[Element data from apps and pages]
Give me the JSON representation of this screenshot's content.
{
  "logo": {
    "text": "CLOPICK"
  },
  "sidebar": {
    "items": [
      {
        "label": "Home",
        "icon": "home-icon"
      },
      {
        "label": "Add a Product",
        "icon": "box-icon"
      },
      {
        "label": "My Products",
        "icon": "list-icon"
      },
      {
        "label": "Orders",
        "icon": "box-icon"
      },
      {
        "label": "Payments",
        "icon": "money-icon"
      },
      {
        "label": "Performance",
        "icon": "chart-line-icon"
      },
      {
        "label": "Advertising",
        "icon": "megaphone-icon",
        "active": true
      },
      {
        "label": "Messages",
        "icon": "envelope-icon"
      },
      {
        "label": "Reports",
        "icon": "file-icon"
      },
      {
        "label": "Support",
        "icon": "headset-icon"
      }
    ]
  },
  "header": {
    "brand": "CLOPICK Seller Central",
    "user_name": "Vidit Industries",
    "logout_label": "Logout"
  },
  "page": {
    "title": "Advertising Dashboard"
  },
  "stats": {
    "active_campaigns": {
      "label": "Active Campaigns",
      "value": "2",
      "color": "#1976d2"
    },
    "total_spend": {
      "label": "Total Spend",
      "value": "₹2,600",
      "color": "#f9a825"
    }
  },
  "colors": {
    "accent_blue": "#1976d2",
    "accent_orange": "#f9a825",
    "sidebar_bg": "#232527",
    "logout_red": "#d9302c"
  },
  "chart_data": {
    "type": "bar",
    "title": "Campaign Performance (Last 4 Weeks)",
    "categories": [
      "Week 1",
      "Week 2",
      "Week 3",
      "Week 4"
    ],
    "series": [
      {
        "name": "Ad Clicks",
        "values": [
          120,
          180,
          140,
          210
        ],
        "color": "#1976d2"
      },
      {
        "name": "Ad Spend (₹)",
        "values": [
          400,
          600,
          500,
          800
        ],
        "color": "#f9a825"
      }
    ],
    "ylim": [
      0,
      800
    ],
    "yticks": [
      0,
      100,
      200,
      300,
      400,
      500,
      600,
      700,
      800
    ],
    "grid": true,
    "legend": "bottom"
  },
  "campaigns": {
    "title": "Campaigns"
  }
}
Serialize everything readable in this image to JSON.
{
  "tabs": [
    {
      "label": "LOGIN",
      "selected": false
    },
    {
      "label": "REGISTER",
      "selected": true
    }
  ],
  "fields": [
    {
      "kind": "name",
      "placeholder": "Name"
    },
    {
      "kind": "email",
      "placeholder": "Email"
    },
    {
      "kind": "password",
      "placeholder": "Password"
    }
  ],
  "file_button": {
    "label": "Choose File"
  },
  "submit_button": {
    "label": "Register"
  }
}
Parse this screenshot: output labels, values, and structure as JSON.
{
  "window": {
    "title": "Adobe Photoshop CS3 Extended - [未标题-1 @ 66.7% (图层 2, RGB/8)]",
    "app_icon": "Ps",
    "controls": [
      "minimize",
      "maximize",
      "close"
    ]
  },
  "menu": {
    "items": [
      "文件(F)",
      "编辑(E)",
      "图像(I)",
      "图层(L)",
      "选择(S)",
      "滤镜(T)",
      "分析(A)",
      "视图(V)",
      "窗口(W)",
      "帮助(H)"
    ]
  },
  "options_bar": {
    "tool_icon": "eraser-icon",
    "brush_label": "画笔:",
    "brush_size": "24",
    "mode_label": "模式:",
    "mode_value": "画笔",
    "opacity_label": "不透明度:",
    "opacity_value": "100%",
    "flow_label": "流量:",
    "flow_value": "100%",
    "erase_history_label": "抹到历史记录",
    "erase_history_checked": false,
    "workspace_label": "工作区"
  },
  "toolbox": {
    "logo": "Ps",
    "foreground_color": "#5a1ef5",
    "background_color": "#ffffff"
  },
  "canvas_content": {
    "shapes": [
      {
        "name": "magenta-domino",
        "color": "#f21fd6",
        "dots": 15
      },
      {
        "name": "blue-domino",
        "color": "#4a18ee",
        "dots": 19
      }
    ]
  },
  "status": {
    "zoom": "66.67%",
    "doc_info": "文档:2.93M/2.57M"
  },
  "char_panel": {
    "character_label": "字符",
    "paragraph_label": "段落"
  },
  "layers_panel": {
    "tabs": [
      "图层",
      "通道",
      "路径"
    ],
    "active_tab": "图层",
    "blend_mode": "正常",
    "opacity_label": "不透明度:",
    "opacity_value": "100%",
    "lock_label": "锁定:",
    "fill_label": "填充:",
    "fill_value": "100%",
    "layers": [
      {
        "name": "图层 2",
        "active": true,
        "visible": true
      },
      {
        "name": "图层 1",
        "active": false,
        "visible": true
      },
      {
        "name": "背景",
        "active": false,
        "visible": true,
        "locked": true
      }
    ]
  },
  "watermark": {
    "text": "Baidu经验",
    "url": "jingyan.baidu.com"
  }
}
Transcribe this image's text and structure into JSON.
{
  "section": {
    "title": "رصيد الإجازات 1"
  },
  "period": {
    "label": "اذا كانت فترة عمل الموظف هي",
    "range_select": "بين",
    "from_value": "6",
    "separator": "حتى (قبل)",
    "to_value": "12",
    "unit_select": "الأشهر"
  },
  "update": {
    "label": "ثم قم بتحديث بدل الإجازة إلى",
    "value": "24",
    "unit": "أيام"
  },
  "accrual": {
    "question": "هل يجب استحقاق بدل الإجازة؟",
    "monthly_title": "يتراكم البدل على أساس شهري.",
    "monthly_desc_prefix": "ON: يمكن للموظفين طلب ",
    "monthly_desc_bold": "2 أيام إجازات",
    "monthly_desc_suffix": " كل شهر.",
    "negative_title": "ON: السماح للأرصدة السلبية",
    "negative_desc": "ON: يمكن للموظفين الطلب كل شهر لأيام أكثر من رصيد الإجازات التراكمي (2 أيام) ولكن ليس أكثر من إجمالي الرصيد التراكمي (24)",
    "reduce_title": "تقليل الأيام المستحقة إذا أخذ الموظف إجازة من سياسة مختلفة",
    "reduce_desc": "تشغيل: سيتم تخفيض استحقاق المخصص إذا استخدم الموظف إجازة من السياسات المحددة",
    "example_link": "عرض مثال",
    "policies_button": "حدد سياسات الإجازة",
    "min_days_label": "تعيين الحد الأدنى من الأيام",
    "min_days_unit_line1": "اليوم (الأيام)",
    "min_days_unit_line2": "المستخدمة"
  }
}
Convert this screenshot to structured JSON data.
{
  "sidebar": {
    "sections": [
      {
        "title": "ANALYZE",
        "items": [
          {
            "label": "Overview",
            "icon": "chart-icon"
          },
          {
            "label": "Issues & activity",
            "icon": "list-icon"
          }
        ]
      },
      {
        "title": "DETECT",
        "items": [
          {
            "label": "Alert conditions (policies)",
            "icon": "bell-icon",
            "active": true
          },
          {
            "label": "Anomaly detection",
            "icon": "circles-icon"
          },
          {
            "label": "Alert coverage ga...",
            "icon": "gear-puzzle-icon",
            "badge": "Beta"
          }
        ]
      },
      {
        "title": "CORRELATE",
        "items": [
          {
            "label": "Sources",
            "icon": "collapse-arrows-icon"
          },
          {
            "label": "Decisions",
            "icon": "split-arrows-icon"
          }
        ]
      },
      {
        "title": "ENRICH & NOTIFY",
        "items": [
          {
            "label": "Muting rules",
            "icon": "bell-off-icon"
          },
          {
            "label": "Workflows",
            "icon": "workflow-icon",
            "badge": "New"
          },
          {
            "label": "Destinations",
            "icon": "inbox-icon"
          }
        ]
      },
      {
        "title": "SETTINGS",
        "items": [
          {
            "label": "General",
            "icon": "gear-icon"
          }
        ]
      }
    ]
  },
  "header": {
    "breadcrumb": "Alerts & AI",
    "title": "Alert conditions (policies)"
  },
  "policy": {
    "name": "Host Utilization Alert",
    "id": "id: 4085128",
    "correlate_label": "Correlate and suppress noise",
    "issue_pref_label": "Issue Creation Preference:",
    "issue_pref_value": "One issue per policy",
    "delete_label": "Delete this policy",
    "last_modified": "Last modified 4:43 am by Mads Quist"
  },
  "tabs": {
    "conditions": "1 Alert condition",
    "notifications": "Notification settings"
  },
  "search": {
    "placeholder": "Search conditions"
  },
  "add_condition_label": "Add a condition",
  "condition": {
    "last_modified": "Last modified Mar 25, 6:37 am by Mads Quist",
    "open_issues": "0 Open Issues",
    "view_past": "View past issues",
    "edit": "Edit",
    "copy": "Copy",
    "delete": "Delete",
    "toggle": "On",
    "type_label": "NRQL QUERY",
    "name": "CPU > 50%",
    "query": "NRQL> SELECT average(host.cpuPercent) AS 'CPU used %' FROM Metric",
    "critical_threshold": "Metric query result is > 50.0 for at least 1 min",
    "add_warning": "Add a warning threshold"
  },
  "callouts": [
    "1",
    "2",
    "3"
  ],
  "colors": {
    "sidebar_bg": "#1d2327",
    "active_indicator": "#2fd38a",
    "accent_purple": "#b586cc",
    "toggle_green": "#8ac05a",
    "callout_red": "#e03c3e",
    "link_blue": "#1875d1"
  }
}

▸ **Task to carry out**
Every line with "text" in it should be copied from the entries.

▸ **Response to this exercise**
    "text": "CLOPICK"
    "text": "Baidu经验",
Transcribe this image's text and structure into JSON.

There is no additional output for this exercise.